And for decades, that was the driving metric behind many of the decisions made by councils of the day. Drive tourism. Put those heads in beds.

Which, naturally, gave rise to the ancillary businesses catering to those tourists—retail stores, restaurants, entertainment and services needed by the growing full-time population who owned and/or worked in those businesses. And that led to the need for more and more workerbees. And that led to the need for more and more housing for those workers.

And that led to where we are today. Pondering the future.

The future has landed hard in the past week. The Resort Municipality of Whistler’s Housing Action Plan was released on May 16, and states up front, “policies and actions to meet housing needs must focus primarily on supporting Whistler’s workforce.”

The workforce to be housed is the workforce necessary to meet the ever-growing demand of Whistler’s businesses.

One of the keys to meeting current, and presumably future housing needs, is the development of a long-term housing strategy. Almost buried in the explanation of that is the statement, “the strategy may result in the contemplation of future OCP amendments.”

Would one of those amendments be either lifting the existing bed unit cap or simply excluding employee housing from it, as it was excluded in the past? I’m pretty sure it doesn’t include a limit or moratorium on business development.

Handily, that brings us back to the Whistler Sessions, and the question of what the town looks like as we march toward 2050. There were two sessions held at the library on May 25 for interested people to come hear about and discuss the various scenarios.

The mayor has invited you to “use these scenarios creatively; host a discussion night with friends, write a short story or contemplate how the scenarios may influence your day-to-day.” And, presumably, let him and council know what you think since this is the future you may end up living... or leaving.
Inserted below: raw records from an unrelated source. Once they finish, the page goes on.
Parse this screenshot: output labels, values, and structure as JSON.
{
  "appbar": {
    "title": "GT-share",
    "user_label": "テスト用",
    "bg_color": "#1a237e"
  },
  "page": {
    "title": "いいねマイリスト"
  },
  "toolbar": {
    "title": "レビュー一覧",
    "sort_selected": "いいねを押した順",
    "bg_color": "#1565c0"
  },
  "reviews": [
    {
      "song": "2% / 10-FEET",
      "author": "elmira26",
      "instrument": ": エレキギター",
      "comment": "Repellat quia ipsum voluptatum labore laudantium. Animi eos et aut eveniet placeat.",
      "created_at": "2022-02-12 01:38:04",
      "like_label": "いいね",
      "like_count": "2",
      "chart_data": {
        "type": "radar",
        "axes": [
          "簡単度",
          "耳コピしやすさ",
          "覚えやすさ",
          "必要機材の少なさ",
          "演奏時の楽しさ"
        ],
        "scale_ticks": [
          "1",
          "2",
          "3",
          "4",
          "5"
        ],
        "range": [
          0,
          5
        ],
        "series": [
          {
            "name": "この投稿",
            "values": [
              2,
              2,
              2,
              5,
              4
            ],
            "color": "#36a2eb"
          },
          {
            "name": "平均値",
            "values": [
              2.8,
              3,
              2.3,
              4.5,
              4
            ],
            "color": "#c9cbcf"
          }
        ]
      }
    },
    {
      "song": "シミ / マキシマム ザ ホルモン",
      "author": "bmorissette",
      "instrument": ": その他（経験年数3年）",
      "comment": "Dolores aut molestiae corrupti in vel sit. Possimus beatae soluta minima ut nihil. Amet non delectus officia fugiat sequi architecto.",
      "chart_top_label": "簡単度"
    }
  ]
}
You can access the four Whistler Sessions scenarios on the municipal website, and there are handy guides to hosting a workshop to discuss them with your friends, contemplate them in your spare time, scare the pants off you thinking about some of them or in other ways, enlighten yourself and get involved.

The scenarios themselves include a free-market run amok called the Sky’s the Limit, that creates a dystopia of greed, wealth and the development of Whistler as a Mountain City.
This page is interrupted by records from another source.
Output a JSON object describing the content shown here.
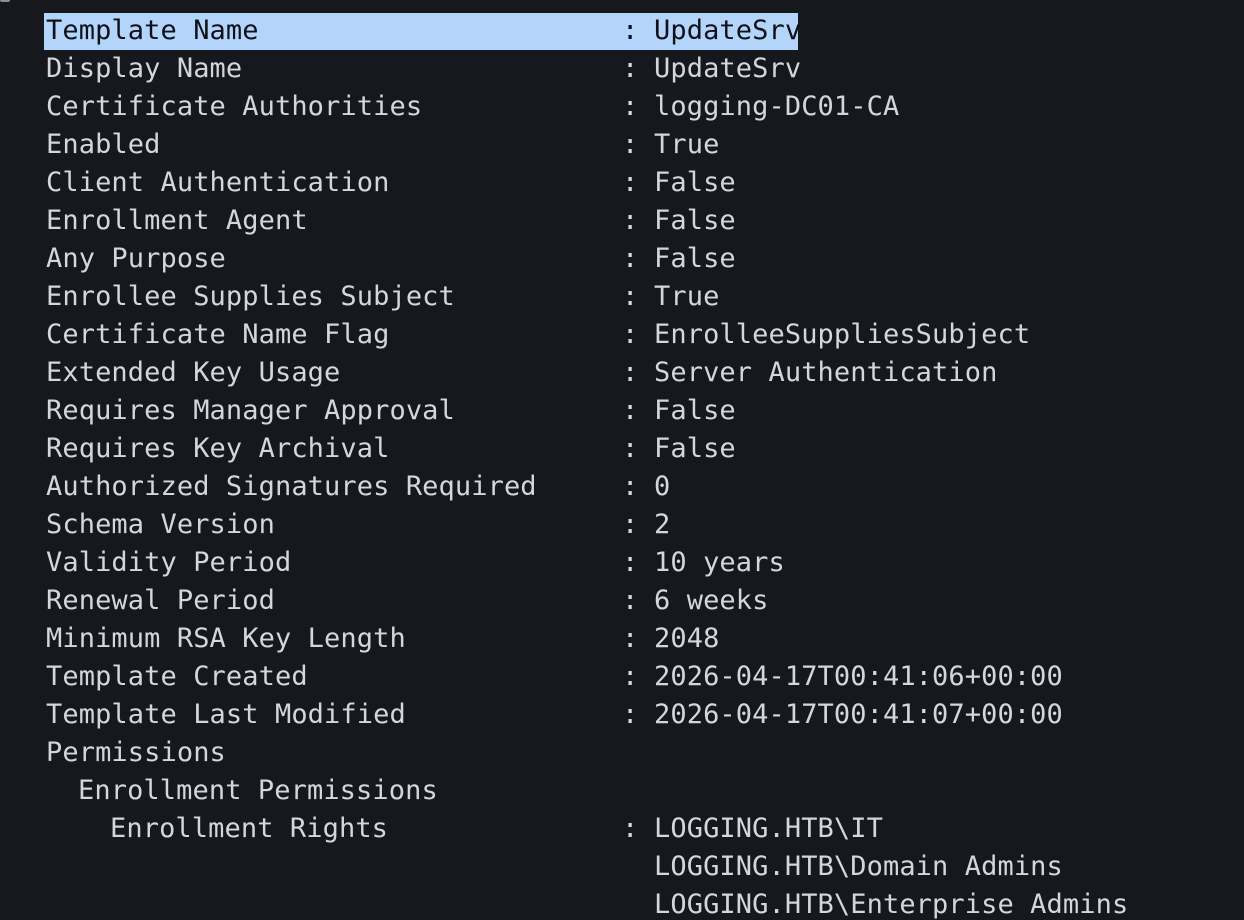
{
  "selection_color": "#b4d5fb",
  "background_color": "#16181d",
  "text_color": "#d4d6da",
  "rows": [
    {
      "label": "Template Name",
      "sep": ":",
      "value": "UpdateSrv",
      "indent": 0,
      "selected": true
    },
    {
      "label": "Display Name",
      "sep": ":",
      "value": "UpdateSrv",
      "indent": 0
    },
    {
      "label": "Certificate Authorities",
      "sep": ":",
      "value": "logging-DC01-CA",
      "indent": 0
    },
    {
      "label": "Enabled",
      "sep": ":",
      "value": "True",
      "indent": 0
    },
    {
      "label": "Client Authentication",
      "sep": ":",
      "value": "False",
      "indent": 0
    },
    {
      "label": "Enrollment Agent",
      "sep": ":",
      "value": "False",
      "indent": 0
    },
    {
      "label": "Any Purpose",
      "sep": ":",
      "value": "False",
      "indent": 0
    },
    {
      "label": "Enrollee Supplies Subject",
      "sep": ":",
      "value": "True",
      "indent": 0
    },
    {
      "label": "Certificate Name Flag",
      "sep": ":",
      "value": "EnrolleeSuppliesSubject",
      "indent": 0
    },
    {
      "label": "Extended Key Usage",
      "sep": ":",
      "value": "Server Authentication",
      "indent": 0
    },
    {
      "label": "Requires Manager Approval",
      "sep": ":",
      "value": "False",
      "indent": 0
    },
    {
      "label": "Requires Key Archival",
      "sep": ":",
      "value": "False",
      "indent": 0
    },
    {
      "label": "Authorized Signatures Required",
      "sep": ":",
      "value": "0",
      "indent": 0
    },
    {
      "label": "Schema Version",
      "sep": ":",
      "value": "2",
      "indent": 0
    },
    {
      "label": "Validity Period",
      "sep": ":",
      "value": "10 years",
      "indent": 0
    },
    {
      "label": "Renewal Period",
      "sep": ":",
      "value": "6 weeks",
      "indent": 0
    },
    {
      "label": "Minimum RSA Key Length",
      "sep": ":",
      "value": "2048",
      "indent": 0
    },
    {
      "label": "Template Created",
      "sep": ":",
      "value": "2026-04-17T00:41:06+00:00",
      "indent": 0
    },
    {
      "label": "Template Last Modified",
      "sep": ":",
      "value": "2026-04-17T00:41:07+00:00",
      "indent": 0
    },
    {
      "label": "Permissions",
      "sep": "",
      "value": "",
      "indent": 0
    },
    {
      "label": "Enrollment Permissions",
      "sep": "",
      "value": "",
      "indent": 1
    },
    {
      "label": "Enrollment Rights",
      "sep": ":",
      "value": "LOGGING.HTB\\IT",
      "indent": 2
    },
    {
      "label": "",
      "sep": "",
      "value": "LOGGING.HTB\\Domain Admins",
      "indent": 0
    },
    {
      "label": "",
      "sep": "",
      "value": "LOGGING.HTB\\Enterprise Admins",
      "indent": 0
    }
  ]
}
The Weather the Storm scenario invites us to all join in and create a sustainable, net-zero, kumbaya future where we all fit in and don’t destroy ourselves in the process.

Growing Divide relies on a twist of compassionate conservatism in which wealthy philanthropists will create their own version of paradise and house workerbees in “out of town, high-density, dorm-style housing.”

And From the Ashes is a post-apocalyptic rebuilding of the town following a complete collapse. A do-over, if you will.

While in no way downplaying the importance of this effort, I take some solace in the fact I’ll not likely live long enough to see which scenario wins in the end. But you might, and if I were you, I’d be right in the thick of this. I probably will be anyway, but this is the future of many of you here now and hopefully many more to come.

Get involved.